Most people who know me are aware that I have close connections with Kenya. I have lived there, and I am now normally there twice a year. If you are intrigued to know my excuse for polluting the Sahara with regular air trips, kindly have a look at www.kabisa.org.uk.
I know the Westgate Centre in Nairobi, and it is not a typical Kenyan environment. It is a big city, middle class shopping complex. The weekend crowds will have been multiracial, not to say multinational and multicultural. The centre also happens, I understand, to be Israeli owned. It was a logical target for al-Shabab jihadis.
Let me indulge in a few paragraphs about the immediate circumstances, and lead from that to suggesting focus for your prayers…..
Slightly over 6% of Kenyans are Somalis. Because of relatively recent refugee influx, this is sharply up from 2% or so a generation ago. They “belong” in the desert north, but now dominate parts of Nairobi, particularly Eastleigh, and over 500,000 are in Dadaab refugee camp near the Somali border – probably the largest single refugee camp in the world. Arid and isolated, it is a prison for most of its occupants.
Somalis are good at mayhem. The warlordism that has driven Somalia to the status of “failed state” and created hell for most Somalis is rooted in clan structures and rivalries. Somalis are Sunni Muslims, but my understanding of their traditions suggests an inclusive Islam, linked to tribal and nomadic practices and with Sufi spiritual overtones.
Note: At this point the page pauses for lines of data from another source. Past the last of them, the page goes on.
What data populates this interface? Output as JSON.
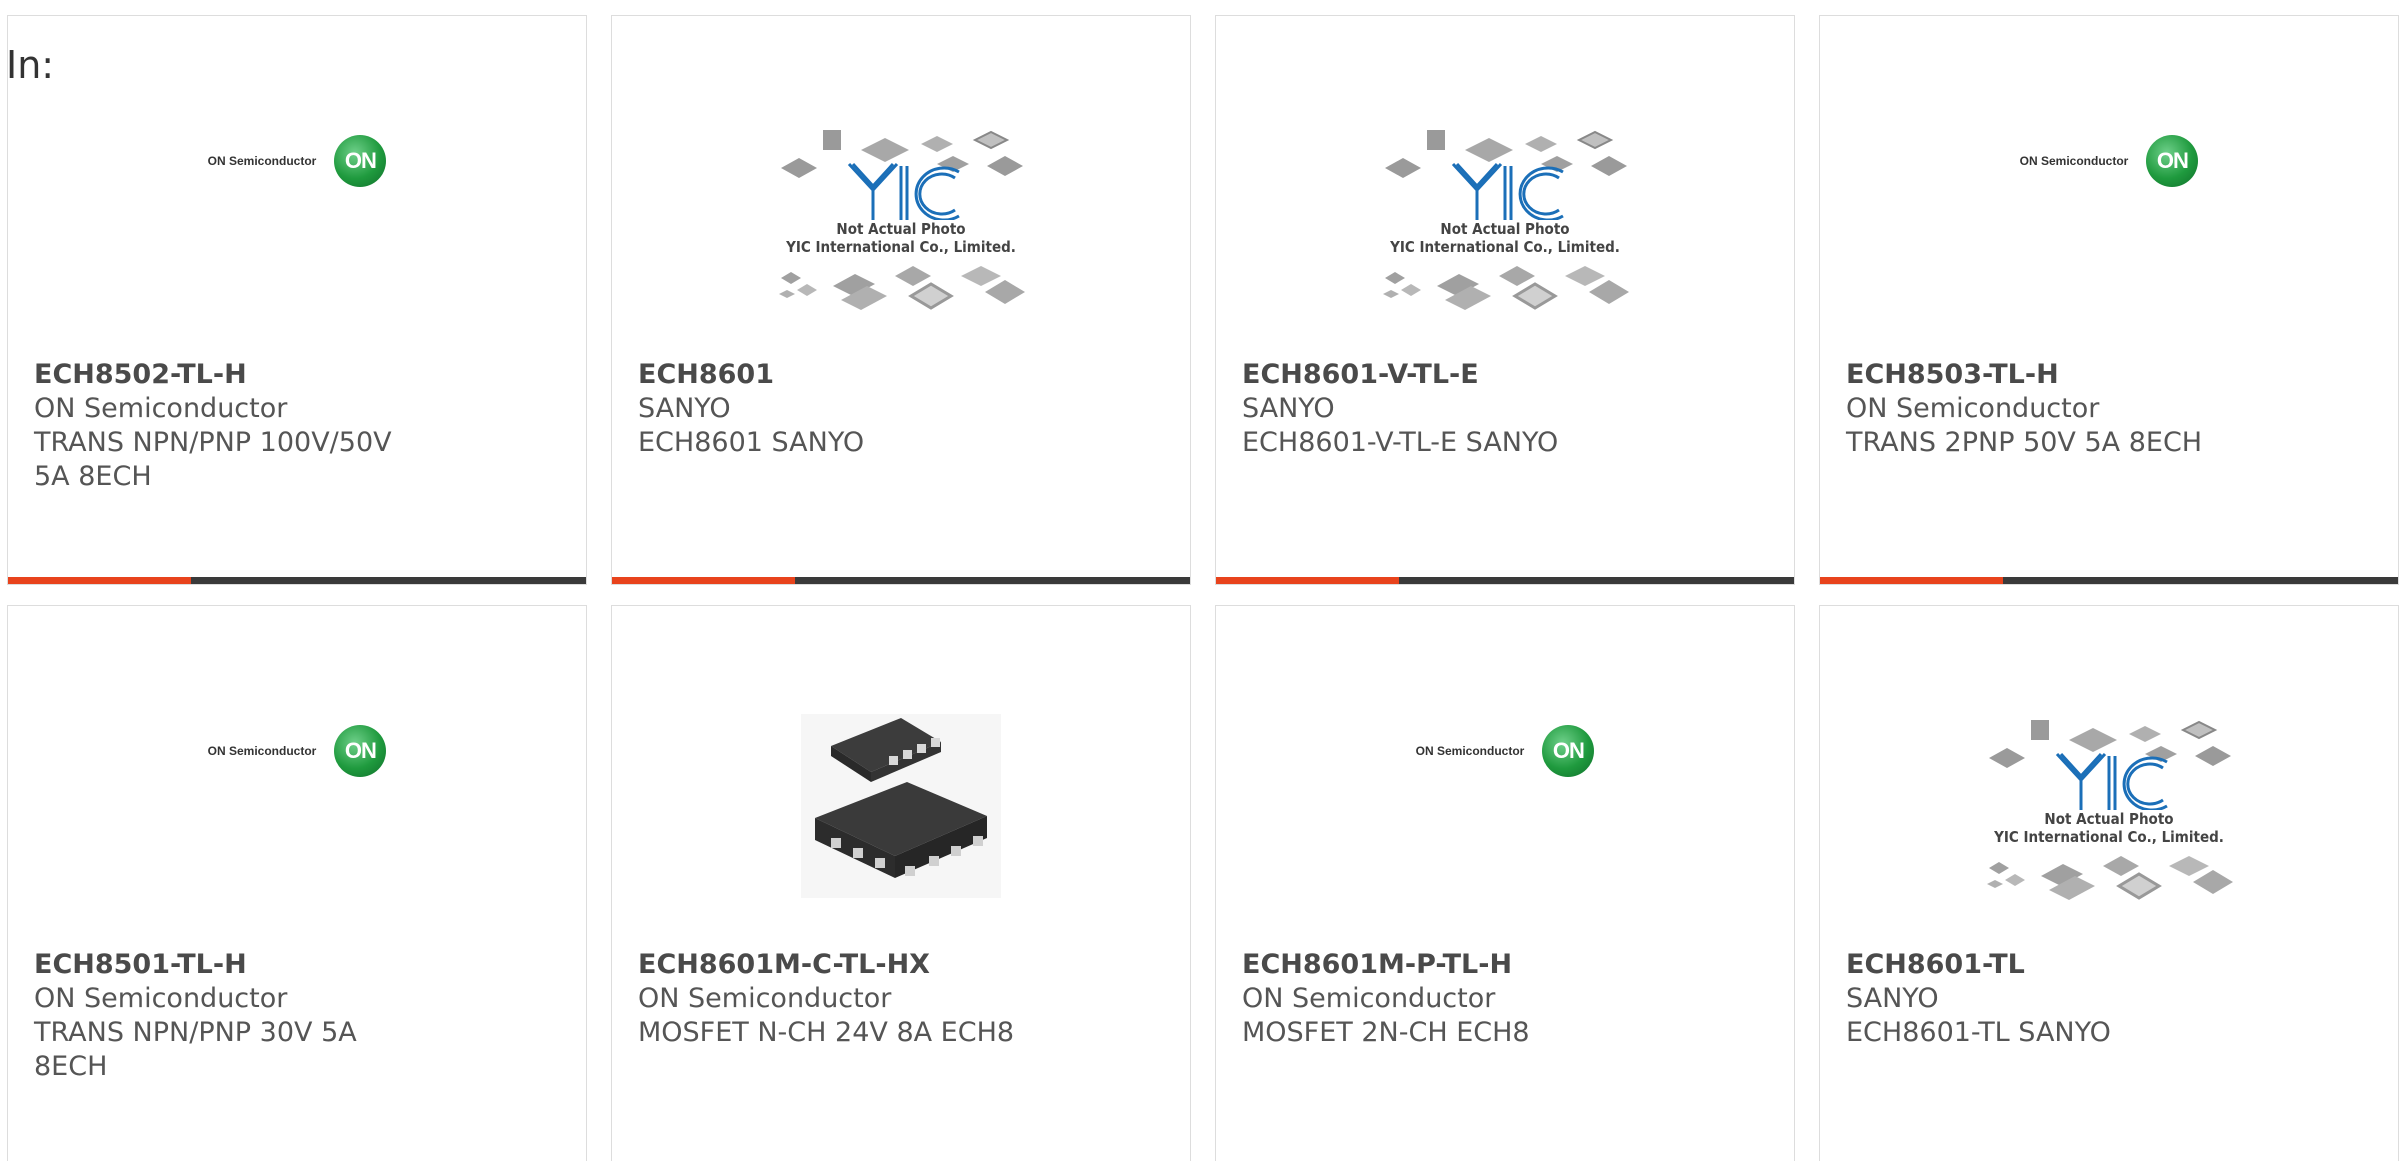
{
  "filter": {
    "label": "In:"
  },
  "logo_texts": {
    "on_semiconductor": "ON Semiconductor",
    "on_badge": "ON"
  },
  "placeholder": {
    "brand": "YIC",
    "line1": "Not Actual Photo",
    "line2": "YIC International Co., Limited."
  },
  "colors": {
    "accent": "#e8431c",
    "bar": "#3a3a3a",
    "on_green": "#1f9a3e",
    "yic_blue": "#1b6fb8"
  },
  "products": [
    {
      "part": "ECH8502-TL-H",
      "manufacturer": "ON Semiconductor",
      "description": "TRANS NPN/PNP 100V/50V 5A 8ECH",
      "image": "on-semiconductor-logo"
    },
    {
      "part": "ECH8601",
      "manufacturer": "SANYO",
      "description": "ECH8601 SANYO",
      "image": "yic-placeholder"
    },
    {
      "part": "ECH8601-V-TL-E",
      "manufacturer": "SANYO",
      "description": "ECH8601-V-TL-E SANYO",
      "image": "yic-placeholder"
    },
    {
      "part": "ECH8503-TL-H",
      "manufacturer": "ON Semiconductor",
      "description": "TRANS 2PNP 50V 5A 8ECH",
      "image": "on-semiconductor-logo"
    },
    {
      "part": "ECH8501-TL-H",
      "manufacturer": "ON Semiconductor",
      "description": "TRANS NPN/PNP 30V 5A 8ECH",
      "image": "on-semiconductor-logo"
    },
    {
      "part": "ECH8601M-C-TL-HX",
      "manufacturer": "ON Semiconductor",
      "description": "MOSFET N-CH 24V 8A ECH8",
      "image": "chip-package-photo"
    },
    {
      "part": "ECH8601M-P-TL-H",
      "manufacturer": "ON Semiconductor",
      "description": "MOSFET 2N-CH ECH8",
      "image": "on-semiconductor-logo"
    },
    {
      "part": "ECH8601-TL",
      "manufacturer": "SANYO",
      "description": "ECH8601-TL SANYO",
      "image": "yic-placeholder"
    }
  ]
}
But the lawless state of Somalia has been a gift to Islamist jihadis, and al-Shabab is indeed reasonably thought of as an “al-Qaeda affiliate”.
One stream of al-Shabab ideology is Somali nationalist, feeding on anger at the way they feel that Somalia has been used and torn apart by the outside world. Much of this anger is directed at Kenya, whose army occupies much of southern Somalia in a generally successful attempt to root out jihadi control of that area.
The other stream in al-Shabab is the ideology of global apocalyptic Islamism. I would expect to learn that several of those who attacked Nairobi were jihadis from a range of countries. Al-Shabab militants include hundreds of non-Somalis, including, apparently, about 50 British passports. This Islamism feeds upon the militant and military traditions of Somali clan warfare.
Kenya cannot resource lock-down levels of security, and even if she could, it would be poison to the genuine growth of an open society that the country is achieving. The Westgate event poses Kenya with impossible strains and choices.
In your prayers, please hold in the light of Christ
- The Westgate victims, diverse as they are. Kenyan, global, African, Asian, European, Christian, Sikh, Muslim, Hindu, old, young and little children.
- Kenyan Muslims. A minority in the country as a whole. Guardians of the rich Swahili culture of the Coast. In fear of the real possibility of communal backlash, especially in Nairobi.
- Somalis in Kenya. Whether or not they are Kenya citizens. That they should stand fast against jihadi influence. That they may not endure communal retribution.
- Kenyan “wananchi” (citizens). Especially in the cities. That they may resist the temptation to seek retribution, and not allow their country to become divided on tribal or religious grounds.
- Kenya’s urban poor. Those in Kibera and other slums whose search for hope can only be dented by the focus on security and other issues that Westgate will entail.
- The Kenyan Government. Elected after a difficult and fractious election in March. Charged with implementing an admirable new homegrown constitution guaranteeing the rights of all Kenyans.
- All Kenyan leadership. That they may assert Kenya’s independence and integrity in peace. Resisting communalism, tribalism and sectarianism. Resisting being swallowed into the Homeland Security of others.
- Marksen Wafula Masinde. Our politically very active Kenyan Associate, working on founding an Iona group in Kenya. With Freda, a remarkable community leader.